Trail of Tears Itinerary
Trail of Tears Itinerary
Follow a Historic Tragedy
Waynesville’s lush Laughlin Park along the Roubidoux Creek played a part in one of the most tragic periods in American history — the Trail of Tears. From 1837-1839, the U.S. Government forced the Cherokee and four other Native American nations to leave their homelands and relocate to Indian Territory in present-day Oklahoma. Along their trek of more than 5,000 miles, some camped along the Roubidoux Creek.
Stop 1: Cherokee Encampment
The City of Waynesville partnered with the National Park Service to establish a memorial alongside a concrete walking trail. Memorial storyboards throughout the park tell the history of the area and the trials and tribulations of the Cherokee. To the left of the memorial, a rural pathway weaves along the river leading to the Roubidoux Spring. This spring bubbles and gurgles with an average of 37 million gallons of fresh water a day. Certified cave and cavern divers from around the world access the underwater cave through an entry below the boardwalk. The spring is also a favorite swimming hole for locals. On occasion, meet up with fly fishermen and folks kayaking the riverway. The encampment is open year-round; no appointment is necessary.
Stop 2: Museums
As you explore Waynesville, download the Waynesville Walking Tour Brochure or interactive map, which features historic information and imagery. The museums in downtown Waynesville — the Old Stagecoach Stop Museum and the 1903 Route 66 Courthouse Museum — feature exhibits and information on the Trail of Tears along with Civil War and local history and the 1903 Route 66 Courthouse Museum also features an extensive arrowhead collection. Both museums are open from 10 a.m. to 4 p.m. Saturdays, April through September, but call ahead for availability. Special appointments can be made for tours, if guides are available.
Stop 3: Heritage Cultural Arts Center

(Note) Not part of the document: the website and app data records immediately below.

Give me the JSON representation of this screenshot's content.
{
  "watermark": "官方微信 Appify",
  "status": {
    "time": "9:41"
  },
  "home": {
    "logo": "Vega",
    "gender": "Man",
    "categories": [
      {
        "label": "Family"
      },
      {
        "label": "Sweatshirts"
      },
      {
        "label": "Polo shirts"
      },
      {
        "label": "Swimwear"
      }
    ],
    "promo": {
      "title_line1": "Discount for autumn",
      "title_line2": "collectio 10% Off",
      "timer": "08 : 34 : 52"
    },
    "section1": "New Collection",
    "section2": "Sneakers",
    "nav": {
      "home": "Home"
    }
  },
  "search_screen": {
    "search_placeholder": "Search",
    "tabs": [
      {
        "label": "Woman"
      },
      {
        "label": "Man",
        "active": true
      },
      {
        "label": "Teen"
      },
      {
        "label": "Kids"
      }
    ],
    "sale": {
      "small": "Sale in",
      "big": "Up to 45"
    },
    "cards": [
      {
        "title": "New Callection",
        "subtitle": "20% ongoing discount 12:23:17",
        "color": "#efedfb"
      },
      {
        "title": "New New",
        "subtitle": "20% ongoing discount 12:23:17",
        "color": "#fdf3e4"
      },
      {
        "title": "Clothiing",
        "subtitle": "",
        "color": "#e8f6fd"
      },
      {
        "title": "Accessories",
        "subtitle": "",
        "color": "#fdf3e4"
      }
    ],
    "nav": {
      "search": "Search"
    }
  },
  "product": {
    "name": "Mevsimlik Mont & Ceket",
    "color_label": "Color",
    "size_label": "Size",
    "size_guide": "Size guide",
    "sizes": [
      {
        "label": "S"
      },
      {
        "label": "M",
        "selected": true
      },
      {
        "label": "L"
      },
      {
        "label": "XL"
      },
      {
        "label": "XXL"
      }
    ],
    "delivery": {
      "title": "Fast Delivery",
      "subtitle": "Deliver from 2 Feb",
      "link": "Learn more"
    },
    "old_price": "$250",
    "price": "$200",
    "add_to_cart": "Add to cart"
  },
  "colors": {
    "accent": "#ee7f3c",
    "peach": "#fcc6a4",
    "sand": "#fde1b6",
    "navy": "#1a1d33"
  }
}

As you learn more about the Trail of Tears, book time at the Heritage Cultural Arts Center (417 Route 66 West, Waynesville). Located just east of the Roubidoux Bridge, your hosts will share their knowledge of the Native American people, their traditions, and their way of life. They also own the Trail of Tears & Herb Gardens near Jerome. This amazing property features unique rock and concrete figures displayed across the hillside, was originally created by Larry Baggett, and recently restored by Marie Ryberg. Call ahead for an appointment.